Records shown Block Start

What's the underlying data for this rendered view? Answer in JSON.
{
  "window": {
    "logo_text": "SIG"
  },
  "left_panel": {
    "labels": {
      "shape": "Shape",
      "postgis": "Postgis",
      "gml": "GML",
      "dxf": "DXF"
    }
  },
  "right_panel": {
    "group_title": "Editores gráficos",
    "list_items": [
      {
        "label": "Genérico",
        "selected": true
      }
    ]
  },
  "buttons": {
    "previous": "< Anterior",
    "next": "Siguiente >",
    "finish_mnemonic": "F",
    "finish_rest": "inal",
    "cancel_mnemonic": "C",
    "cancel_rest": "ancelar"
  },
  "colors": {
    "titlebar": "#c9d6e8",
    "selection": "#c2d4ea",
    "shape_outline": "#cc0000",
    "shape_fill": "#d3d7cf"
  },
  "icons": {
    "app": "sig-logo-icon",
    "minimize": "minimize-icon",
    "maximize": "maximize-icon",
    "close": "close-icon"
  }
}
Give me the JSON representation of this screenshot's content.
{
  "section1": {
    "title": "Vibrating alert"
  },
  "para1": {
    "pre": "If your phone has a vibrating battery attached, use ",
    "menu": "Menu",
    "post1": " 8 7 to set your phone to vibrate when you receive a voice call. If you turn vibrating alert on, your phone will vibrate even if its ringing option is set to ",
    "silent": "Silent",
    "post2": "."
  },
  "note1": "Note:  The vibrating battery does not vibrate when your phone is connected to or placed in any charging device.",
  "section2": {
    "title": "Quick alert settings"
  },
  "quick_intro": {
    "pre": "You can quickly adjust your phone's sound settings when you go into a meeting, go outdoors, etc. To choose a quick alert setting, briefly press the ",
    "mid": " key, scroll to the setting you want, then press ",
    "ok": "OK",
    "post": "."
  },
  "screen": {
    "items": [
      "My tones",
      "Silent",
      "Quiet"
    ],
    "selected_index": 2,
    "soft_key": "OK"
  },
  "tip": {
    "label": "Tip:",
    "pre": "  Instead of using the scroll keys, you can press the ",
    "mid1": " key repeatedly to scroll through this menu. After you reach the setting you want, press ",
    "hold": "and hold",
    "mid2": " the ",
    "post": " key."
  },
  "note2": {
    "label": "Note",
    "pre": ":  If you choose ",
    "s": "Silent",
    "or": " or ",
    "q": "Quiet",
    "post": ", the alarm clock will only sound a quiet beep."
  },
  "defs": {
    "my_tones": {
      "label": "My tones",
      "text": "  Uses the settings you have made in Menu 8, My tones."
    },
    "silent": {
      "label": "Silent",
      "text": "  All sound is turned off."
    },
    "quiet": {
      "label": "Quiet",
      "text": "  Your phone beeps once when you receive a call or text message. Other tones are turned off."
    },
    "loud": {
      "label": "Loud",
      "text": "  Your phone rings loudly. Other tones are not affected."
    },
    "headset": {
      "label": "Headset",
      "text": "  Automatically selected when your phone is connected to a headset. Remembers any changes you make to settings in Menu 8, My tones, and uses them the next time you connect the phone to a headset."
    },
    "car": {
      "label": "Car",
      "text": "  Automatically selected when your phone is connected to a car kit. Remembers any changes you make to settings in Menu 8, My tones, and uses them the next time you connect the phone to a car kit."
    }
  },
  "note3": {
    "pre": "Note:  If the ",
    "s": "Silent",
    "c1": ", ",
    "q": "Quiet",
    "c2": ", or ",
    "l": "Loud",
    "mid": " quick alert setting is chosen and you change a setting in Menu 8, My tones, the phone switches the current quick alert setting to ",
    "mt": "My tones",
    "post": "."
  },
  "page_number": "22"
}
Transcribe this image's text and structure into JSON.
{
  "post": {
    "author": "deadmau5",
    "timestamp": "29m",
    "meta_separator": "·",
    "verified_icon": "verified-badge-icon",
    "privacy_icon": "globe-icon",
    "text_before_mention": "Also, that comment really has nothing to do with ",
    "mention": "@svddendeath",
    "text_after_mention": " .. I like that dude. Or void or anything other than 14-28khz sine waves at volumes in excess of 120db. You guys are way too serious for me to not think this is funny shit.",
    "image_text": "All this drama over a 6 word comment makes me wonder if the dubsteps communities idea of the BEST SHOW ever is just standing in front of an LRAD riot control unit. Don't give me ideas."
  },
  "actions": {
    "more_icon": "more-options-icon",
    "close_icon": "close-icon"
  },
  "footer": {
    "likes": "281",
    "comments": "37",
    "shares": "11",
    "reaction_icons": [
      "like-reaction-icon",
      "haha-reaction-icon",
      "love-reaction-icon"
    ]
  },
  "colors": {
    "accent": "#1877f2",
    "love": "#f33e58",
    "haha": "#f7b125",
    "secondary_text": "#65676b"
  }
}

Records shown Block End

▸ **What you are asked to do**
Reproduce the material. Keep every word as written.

▸ **Response for this exercise**
What's the underlying data for this rendered view? Answer in JSON.
{
  "window": {
    "logo_text": "SIG"
  },
  "left_panel": {
    "labels": {
      "shape": "Shape",
      "postgis": "Postgis",
      "gml": "GML",
      "dxf": "DXF"
    }
  },
  "right_panel": {
    "group_title": "Editores gráficos",
    "list_items": [
      {
        "label": "Genérico",
        "selected": true
      }
    ]
  },
  "buttons": {
    "previous": "< Anterior",
    "next": "Siguiente >",
    "finish_mnemonic": "F",
    "finish_rest": "inal",
    "cancel_mnemonic": "C",
    "cancel_rest": "ancelar"
  },
  "colors": {
    "titlebar": "#c9d6e8",
    "selection": "#c2d4ea",
    "shape_outline": "#cc0000",
    "shape_fill": "#d3d7cf"
  },
  "icons": {
    "app": "sig-logo-icon",
    "minimize": "minimize-icon",
    "maximize": "maximize-icon",
    "close": "close-icon"
  }
}
Give me the JSON representation of this screenshot's content.
{
  "section1": {
    "title": "Vibrating alert"
  },
  "para1": {
    "pre": "If your phone has a vibrating battery attached, use ",
    "menu": "Menu",
    "post1": " 8 7 to set your phone to vibrate when you receive a voice call. If you turn vibrating alert on, your phone will vibrate even if its ringing option is set to ",
    "silent": "Silent",
    "post2": "."
  },
  "note1": "Note:  The vibrating battery does not vibrate when your phone is connected to or placed in any charging device.",
  "section2": {
    "title": "Quick alert settings"
  },
  "quick_intro": {
    "pre": "You can quickly adjust your phone's sound settings when you go into a meeting, go outdoors, etc. To choose a quick alert setting, briefly press the ",
    "mid": " key, scroll to the setting you want, then press ",
    "ok": "OK",
    "post": "."
  },
  "screen": {
    "items": [
      "My tones",
      "Silent",
      "Quiet"
    ],
    "selected_index": 2,
    "soft_key": "OK"
  },
  "tip": {
    "label": "Tip:",
    "pre": "  Instead of using the scroll keys, you can press the ",
    "mid1": " key repeatedly to scroll through this menu. After you reach the setting you want, press ",
    "hold": "and hold",
    "mid2": " the ",
    "post": " key."
  },
  "note2": {
    "label": "Note",
    "pre": ":  If you choose ",
    "s": "Silent",
    "or": " or ",
    "q": "Quiet",
    "post": ", the alarm clock will only sound a quiet beep."
  },
  "defs": {
    "my_tones": {
      "label": "My tones",
      "text": "  Uses the settings you have made in Menu 8, My tones."
    },
    "silent": {
      "label": "Silent",
      "text": "  All sound is turned off."
    },
    "quiet": {
      "label": "Quiet",
      "text": "  Your phone beeps once when you receive a call or text message. Other tones are turned off."
    },
    "loud": {
      "label": "Loud",
      "text": "  Your phone rings loudly. Other tones are not affected."
    },
    "headset": {
      "label": "Headset",
      "text": "  Automatically selected when your phone is connected to a headset. Remembers any changes you make to settings in Menu 8, My tones, and uses them the next time you connect the phone to a headset."
    },
    "car": {
      "label": "Car",
      "text": "  Automatically selected when your phone is connected to a car kit. Remembers any changes you make to settings in Menu 8, My tones, and uses them the next time you connect the phone to a car kit."
    }
  },
  "note3": {
    "pre": "Note:  If the ",
    "s": "Silent",
    "c1": ", ",
    "q": "Quiet",
    "c2": ", or ",
    "l": "Loud",
    "mid": " quick alert setting is chosen and you change a setting in Menu 8, My tones, the phone switches the current quick alert setting to ",
    "mt": "My tones",
    "post": "."
  },
  "page_number": "22"
}
Transcribe this image's text and structure into JSON.
{
  "post": {
    "author": "deadmau5",
    "timestamp": "29m",
    "meta_separator": "·",
    "verified_icon": "verified-badge-icon",
    "privacy_icon": "globe-icon",
    "text_before_mention": "Also, that comment really has nothing to do with ",
    "mention": "@svddendeath",
    "text_after_mention": " .. I like that dude. Or void or anything other than 14-28khz sine waves at volumes in excess of 120db. You guys are way too serious for me to not think this is funny shit.",
    "image_text": "All this drama over a 6 word comment makes me wonder if the dubsteps communities idea of the BEST SHOW ever is just standing in front of an LRAD riot control unit. Don't give me ideas."
  },
  "actions": {
    "more_icon": "more-options-icon",
    "close_icon": "close-icon"
  },
  "footer": {
    "likes": "281",
    "comments": "37",
    "shares": "11",
    "reaction_icons": [
      "like-reaction-icon",
      "haha-reaction-icon",
      "love-reaction-icon"
    ]
  },
  "colors": {
    "accent": "#1877f2",
    "love": "#f33e58",
    "haha": "#f7b125",
    "secondary_text": "#65676b"
  }
}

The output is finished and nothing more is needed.